On Saturday night, the Majors' most futile offense produced plenty.
On the strength of the Nationals' five extra-base hits, Lannan cruised to an 8-2 win over the Braves, marking only the second time this season that the 23-year-old lefty has won back-to-back starts.
"The bats are coming alive, and it's great to see," said Lannan, who has received the lowest run support -- 2.72 runs per start -- among qualifying starters in the Majors this season.
And although he wouldn't admit it, Lannan had to be staring at the scoreboard in disbelief.
"The kid has been pitching pretty much without run support, and today, the guys went out there and swung the bats and got some right off the bat," Acta said. "But you've got to give him credit -- he gave us a chance to score some runs and have a lead."
And it was made possible because Washington's slumbering offense is finally showing glimpses of its potential, albeit three months later than originally desired. The Nationals pounded out 14 hits Saturday, three more than they did in a 7-6 loss to the Braves on Friday night.
"It's encouraging the last two nights what we've done at the plate, especially against guys like [Tim] Hudson and [Jair] Jurrjens," said Acta, whose team snapped a six-game road losing streak. "Obviously, we've still got a ways to go, but I like what I see."
When searching for an explanation for the Nationals' shift in psyche and performance, don't look to Lannan, whose starts have been steady and consistent, the antithesis of the Nationals' season.
More impressive than either his command or movement on Saturday night was his resolve, tested in the fourth and fifth innings, when it seemed the game could easily be broken open. Instead, with the help of his defense, Lannan wriggled out of two bases-loaded jams.
Center fielder Willie Harris, who also went 3-for-5 at the plate, chased down a hard two-out liner from Greg Norton onto the warning track in left-center field to end the threat in the fourth. And in the fifth, after Chipper Jones singled through the right side of the infield to score a run, Lannan got Brian McCann to sharply line out to right field to end the inning.

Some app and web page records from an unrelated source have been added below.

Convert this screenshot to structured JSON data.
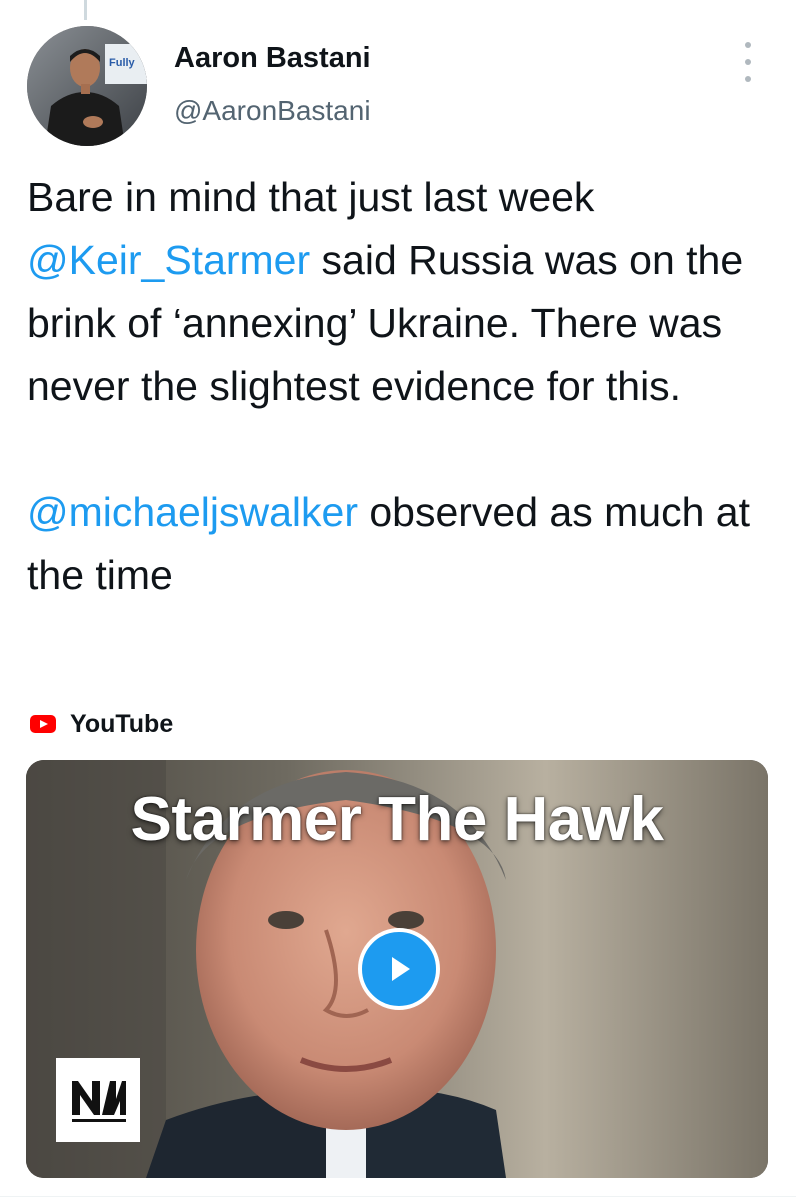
{
  "tweet": {
    "author": {
      "name": "Aaron Bastani",
      "handle": "@AaronBastani",
      "avatar_icon": "profile-photo"
    },
    "body": {
      "segments_p1": [
        {
          "text": "Bare in mind that just last week ",
          "type": "text"
        },
        {
          "text": "@Keir_Starmer",
          "type": "mention"
        },
        {
          "text": " said Russia was on the brink of ‘annexing’ Ukraine. There was never the slightest evidence for this.",
          "type": "text"
        }
      ],
      "p1_a": "Bare in mind that just last week",
      "mention1": "@Keir_Starmer",
      "p1_b": " said Russia was on the brink of ‘annexing’ Ukraine. There was never the slightest evidence for this.",
      "mention2": "@michaeljswalker",
      "p2_b": " observed as much at the time"
    },
    "more_icon": "more-vertical-icon",
    "link_card": {
      "source": "YouTube",
      "source_icon": "youtube-icon",
      "thumbnail_title": "Starmer The Hawk",
      "play_icon": "play-icon",
      "logo_text": "NM",
      "accent_color": "#1d9bf0",
      "youtube_red": "#ff0000"
    }
  }
}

It appeared Lannan was going to sneak out of that fifth inning unscathed when right fielder Austin Kearns attempted to throw out Jurrjens, who hesitated while rounding third base. But Kearns was charged with an error as his strong throw slipped between the legs of catcher Johnny Estrada, creating the lone blemish on Lannan's pitching line. He gave up the one run on seven hits, striking out four and walking three.

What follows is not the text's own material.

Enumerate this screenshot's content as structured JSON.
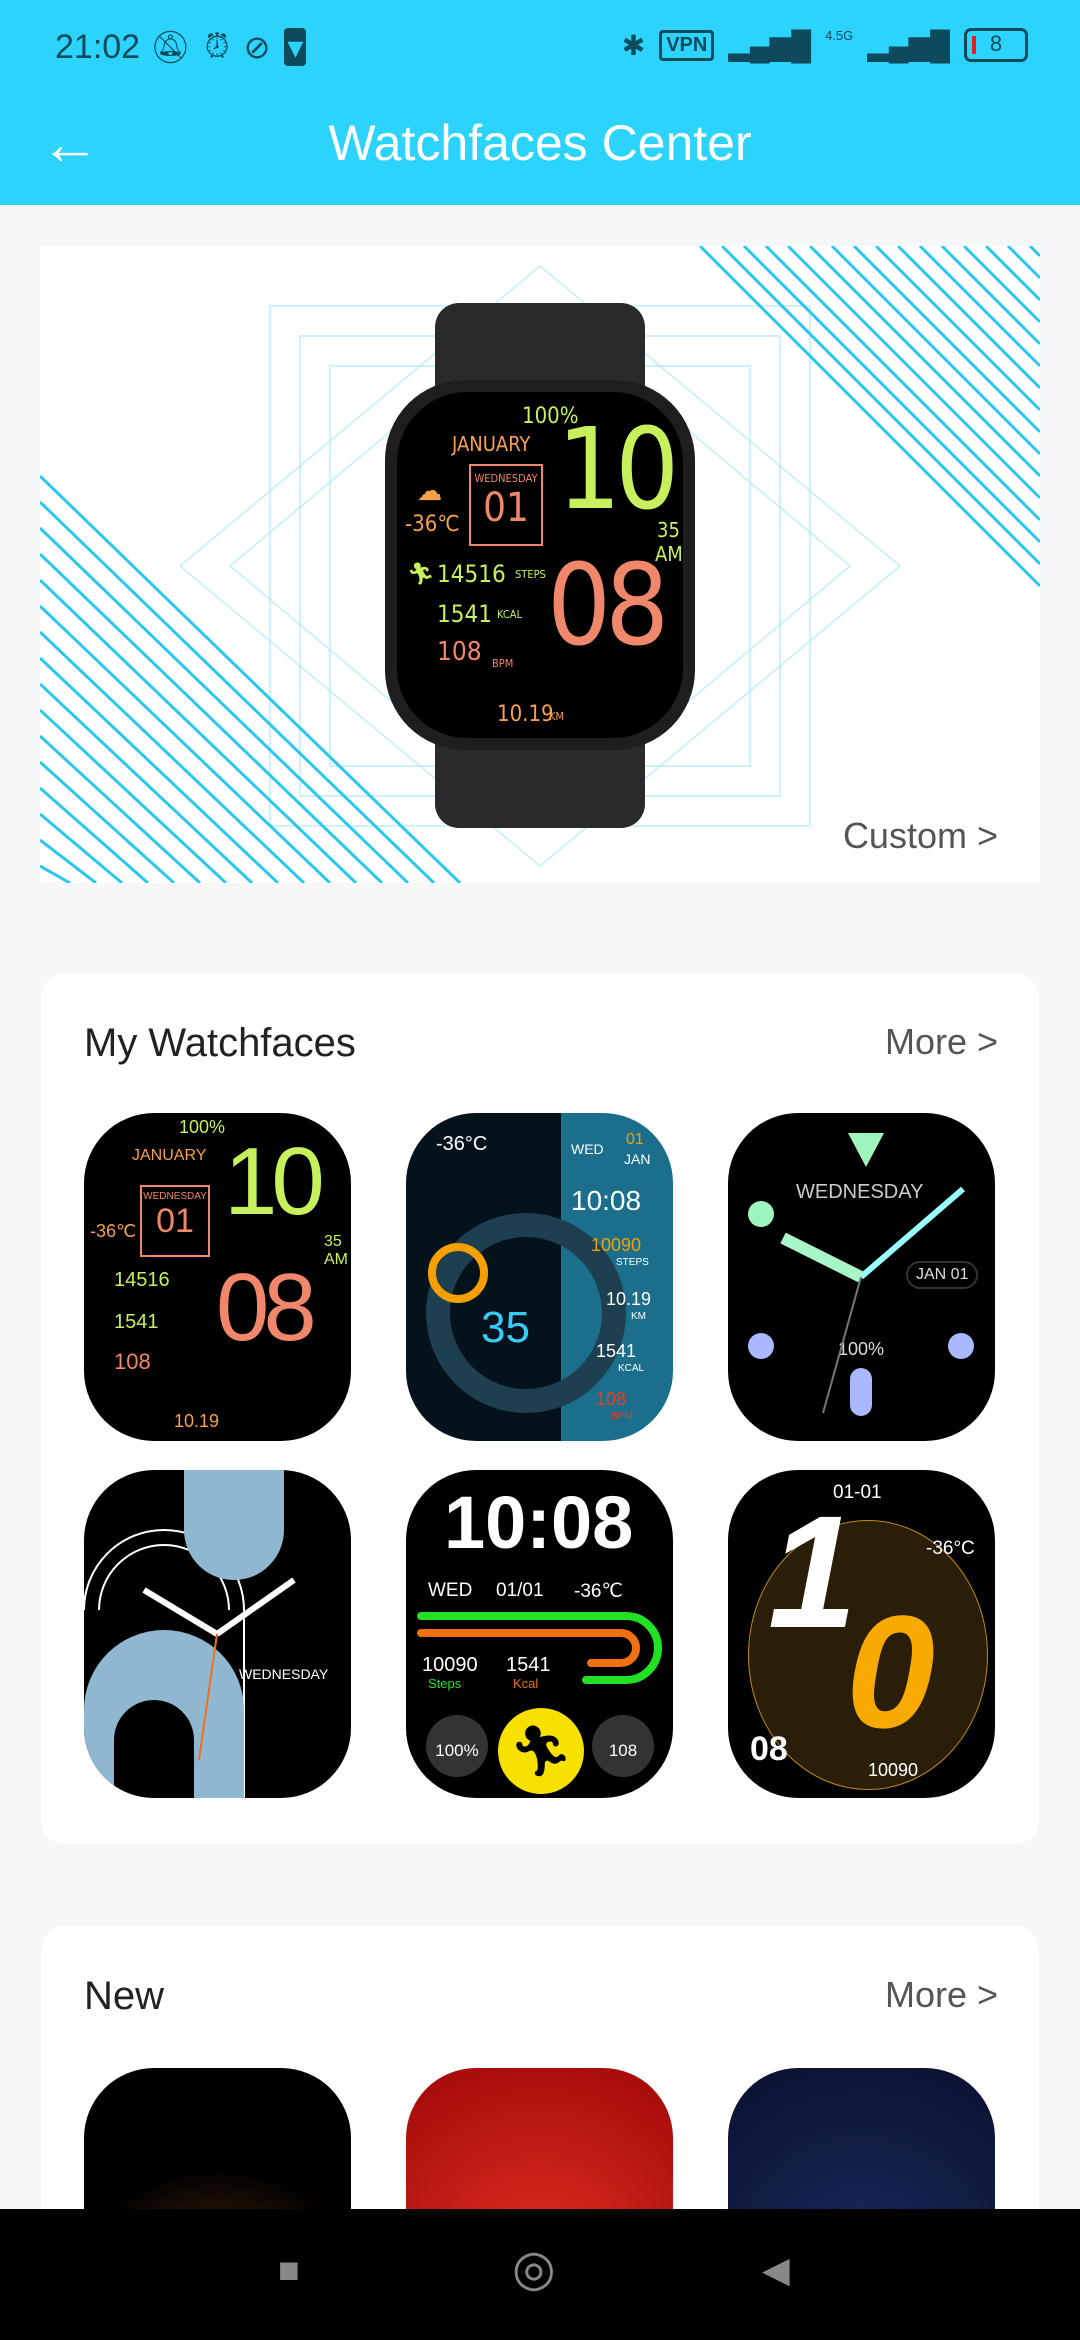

"He has the knack to make pitches when he has to, despite his age," Acta said. "... It's a good asset to have, especially when you're that young. It says a lot about him."
Lannan said he struggled with both his two- and four-seam fastballs, which were riding in on right-handed hitters. Usually, he has a tailing action with all of his pitches, which makes right-handed hitters extend over the plate and hit weak pop flies.

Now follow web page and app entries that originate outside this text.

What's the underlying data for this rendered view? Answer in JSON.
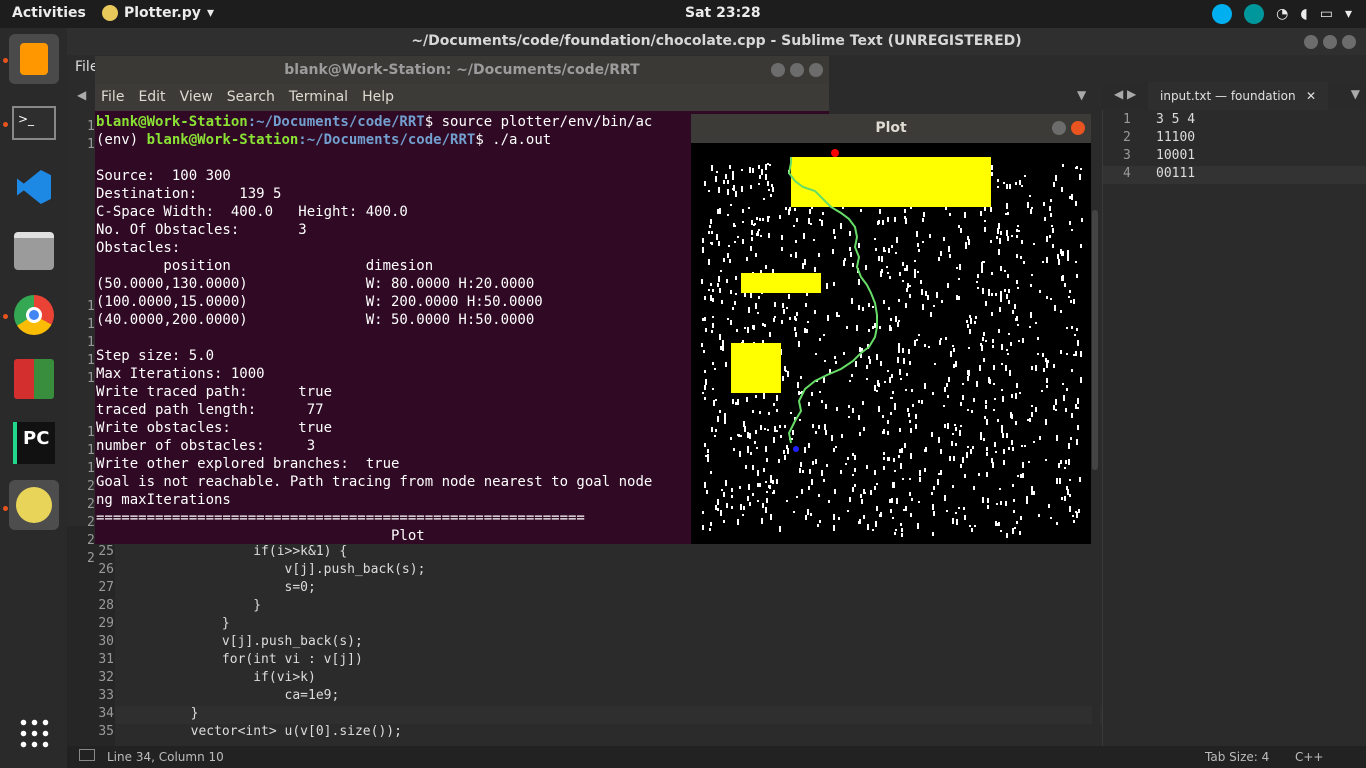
{
  "topbar": {
    "activities": "Activities",
    "app": "Plotter.py",
    "clock": "Sat 23:28"
  },
  "sublime": {
    "title": "~/Documents/code/foundation/chocolate.cpp - Sublime Text (UNREGISTERED)",
    "file_menu": "File",
    "right_tab": "input.txt — foundation",
    "right_lines": [
      {
        "n": "1",
        "t": "3 5 4"
      },
      {
        "n": "2",
        "t": "11100"
      },
      {
        "n": "3",
        "t": "10001"
      },
      {
        "n": "4",
        "t": "00111"
      }
    ],
    "code_lines": [
      {
        "n": "24",
        "t": ""
      },
      {
        "n": "25",
        "t": "                if(i>>k&1) {"
      },
      {
        "n": "26",
        "t": "                    v[j].push_back(s);"
      },
      {
        "n": "27",
        "t": "                    s=0;"
      },
      {
        "n": "28",
        "t": "                }"
      },
      {
        "n": "29",
        "t": "            }"
      },
      {
        "n": "30",
        "t": "            v[j].push_back(s);"
      },
      {
        "n": "31",
        "t": "            for(int vi : v[j])"
      },
      {
        "n": "32",
        "t": "                if(vi>k)"
      },
      {
        "n": "33",
        "t": "                    ca=1e9;"
      },
      {
        "n": "34",
        "t": "        }"
      },
      {
        "n": "35",
        "t": "        vector<int> u(v[0].size());"
      }
    ],
    "status_left": "Line 34, Column 10",
    "status_tab": "Tab Size: 4",
    "status_lang": "C++"
  },
  "terminal": {
    "title": "blank@Work-Station: ~/Documents/code/RRT",
    "menu": [
      "File",
      "Edit",
      "View",
      "Search",
      "Terminal",
      "Help"
    ],
    "prompt1_user": "blank@Work-Station",
    "prompt1_path": ":~/Documents/code/RRT",
    "prompt1_cmd": "$ source plotter/env/bin/ac",
    "prompt2_env": "(env) ",
    "prompt2_user": "blank@Work-Station",
    "prompt2_path": ":~/Documents/code/RRT",
    "prompt2_cmd": "$ ./a.out",
    "lines": [
      "",
      "Source:  100 300",
      "Destination:     139 5",
      "C-Space Width:  400.0   Height: 400.0",
      "No. Of Obstacles:       3",
      "Obstacles:",
      "        position                dimesion",
      "(50.0000,130.0000)              W: 80.0000 H:20.0000",
      "(100.0000,15.0000)              W: 200.0000 H:50.0000",
      "(40.0000,200.0000)              W: 50.0000 H:50.0000",
      "",
      "Step size: 5.0",
      "Max Iterations: 1000",
      "Write traced path:      true",
      "traced path length:      77",
      "Write obstacles:        true",
      "number of obstacles:     3",
      "Write other explored branches:  true",
      "Goal is not reachable. Path tracing from node nearest to goal node",
      "ng maxIterations",
      "==========================================================",
      "                                   Plot"
    ],
    "gutter_nums": [
      "1",
      "1",
      "",
      "",
      "",
      "",
      "",
      "",
      "",
      "",
      "1",
      "1",
      "1",
      "1",
      "1",
      "",
      "",
      "1",
      "1",
      "1",
      "2",
      "2",
      "2",
      "2",
      "2"
    ]
  },
  "plot": {
    "title": "Plot"
  }
}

"If you make a mechanical adjustment during the game, that's not what you're supposed to do, so I just tried to go out there and deal with it," said Lannan, who has now pitched at least six innings in eight of his past nine starts.
Lannan said he didn't feel comfortable until the sixth inning. But by then, his pitch count had risen over 100, and Acta couldn't take a chance with only a 3-1 lead.
The Nationals scored three runs in the third inning off Jurrjens, who entered Saturday's start 5-1 with a 2.83 ERA at Turner Field this season. Despite leading all rookies with nine wins, Jurrjens never quite found his form Saturday, allowing five runs on eight hits in 6 1/3 innings.
When the Braves scored a run in the fifth, the Nationals responded with a two-run seventh that pushed their lead back out to 5-1. They tacked on three more in the eighth off Royce Ring, who has been one of the Braves' best options out of the bullpen this season.
It all made the night that much more relaxing for Lannan, who hasn't had the comfort of sitting on a big lead this season.
"To go out there tonight and get those clutch hits like we did, I know it relaxed him a lot, more room for error for him," said Harris, who had his first three-hit game of the season Saturday. "He's been pitching great all year, and you've got to expect that from him."
With the win, Washington now has a chance to capture its first series since taking two of three from the Orioles on June 27-29. Entering this weekend's three-game set against the Braves, the Nationals had dropped four consecutive series.
Ryan Lavner is an associate reporter for MLB.com. This story was not subject to the approval of Major League Baseball or its clubs.